§ PROMPT
Nothing in the records may be dropped. Retype them all exactly.

*** Opening EXTRACTED DATA ***

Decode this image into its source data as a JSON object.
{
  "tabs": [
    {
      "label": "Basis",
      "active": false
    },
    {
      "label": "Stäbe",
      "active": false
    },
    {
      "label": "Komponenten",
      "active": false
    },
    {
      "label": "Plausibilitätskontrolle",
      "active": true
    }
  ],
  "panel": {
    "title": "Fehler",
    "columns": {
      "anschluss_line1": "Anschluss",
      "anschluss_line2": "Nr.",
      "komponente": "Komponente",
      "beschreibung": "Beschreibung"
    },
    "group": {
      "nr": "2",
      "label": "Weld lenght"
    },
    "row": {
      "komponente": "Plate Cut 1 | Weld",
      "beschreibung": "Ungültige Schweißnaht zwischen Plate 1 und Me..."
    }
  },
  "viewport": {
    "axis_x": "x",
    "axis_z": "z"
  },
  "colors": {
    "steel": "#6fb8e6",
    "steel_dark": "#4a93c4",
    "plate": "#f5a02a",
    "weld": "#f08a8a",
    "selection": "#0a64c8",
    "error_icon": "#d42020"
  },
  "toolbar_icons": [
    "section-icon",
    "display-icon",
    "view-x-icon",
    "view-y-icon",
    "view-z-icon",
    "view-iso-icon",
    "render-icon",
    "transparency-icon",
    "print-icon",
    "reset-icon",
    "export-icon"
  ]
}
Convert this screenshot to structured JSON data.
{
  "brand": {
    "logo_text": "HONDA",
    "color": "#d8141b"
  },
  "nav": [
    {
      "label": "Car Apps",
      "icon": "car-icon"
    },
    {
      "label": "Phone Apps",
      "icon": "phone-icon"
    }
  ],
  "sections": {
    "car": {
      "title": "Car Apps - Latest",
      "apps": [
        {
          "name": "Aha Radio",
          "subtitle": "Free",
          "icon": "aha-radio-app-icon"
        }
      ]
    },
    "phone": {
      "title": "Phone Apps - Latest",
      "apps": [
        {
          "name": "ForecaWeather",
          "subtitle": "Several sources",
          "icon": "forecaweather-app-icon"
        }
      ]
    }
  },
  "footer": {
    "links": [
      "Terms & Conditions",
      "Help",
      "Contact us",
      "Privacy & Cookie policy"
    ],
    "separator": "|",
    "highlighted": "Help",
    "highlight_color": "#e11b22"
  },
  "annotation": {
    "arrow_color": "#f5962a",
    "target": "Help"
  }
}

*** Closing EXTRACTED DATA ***

§ SOLUTION TO THIS TASK
Decode this image into its source data as a JSON object.
{
  "tabs": [
    {
      "label": "Basis",
      "active": false
    },
    {
      "label": "Stäbe",
      "active": false
    },
    {
      "label": "Komponenten",
      "active": false
    },
    {
      "label": "Plausibilitätskontrolle",
      "active": true
    }
  ],
  "panel": {
    "title": "Fehler",
    "columns": {
      "anschluss_line1": "Anschluss",
      "anschluss_line2": "Nr.",
      "komponente": "Komponente",
      "beschreibung": "Beschreibung"
    },
    "group": {
      "nr": "2",
      "label": "Weld lenght"
    },
    "row": {
      "komponente": "Plate Cut 1 | Weld",
      "beschreibung": "Ungültige Schweißnaht zwischen Plate 1 und Me..."
    }
  },
  "viewport": {
    "axis_x": "x",
    "axis_z": "z"
  },
  "colors": {
    "steel": "#6fb8e6",
    "steel_dark": "#4a93c4",
    "plate": "#f5a02a",
    "weld": "#f08a8a",
    "selection": "#0a64c8",
    "error_icon": "#d42020"
  },
  "toolbar_icons": [
    "section-icon",
    "display-icon",
    "view-x-icon",
    "view-y-icon",
    "view-z-icon",
    "view-iso-icon",
    "render-icon",
    "transparency-icon",
    "print-icon",
    "reset-icon",
    "export-icon"
  ]
}
Convert this screenshot to structured JSON data.
{
  "brand": {
    "logo_text": "HONDA",
    "color": "#d8141b"
  },
  "nav": [
    {
      "label": "Car Apps",
      "icon": "car-icon"
    },
    {
      "label": "Phone Apps",
      "icon": "phone-icon"
    }
  ],
  "sections": {
    "car": {
      "title": "Car Apps - Latest",
      "apps": [
        {
          "name": "Aha Radio",
          "subtitle": "Free",
          "icon": "aha-radio-app-icon"
        }
      ]
    },
    "phone": {
      "title": "Phone Apps - Latest",
      "apps": [
        {
          "name": "ForecaWeather",
          "subtitle": "Several sources",
          "icon": "forecaweather-app-icon"
        }
      ]
    }
  },
  "footer": {
    "links": [
      "Terms & Conditions",
      "Help",
      "Contact us",
      "Privacy & Cookie policy"
    ],
    "separator": "|",
    "highlighted": "Help",
    "highlight_color": "#e11b22"
  },
  "annotation": {
    "arrow_color": "#f5962a",
    "target": "Help"
  }
}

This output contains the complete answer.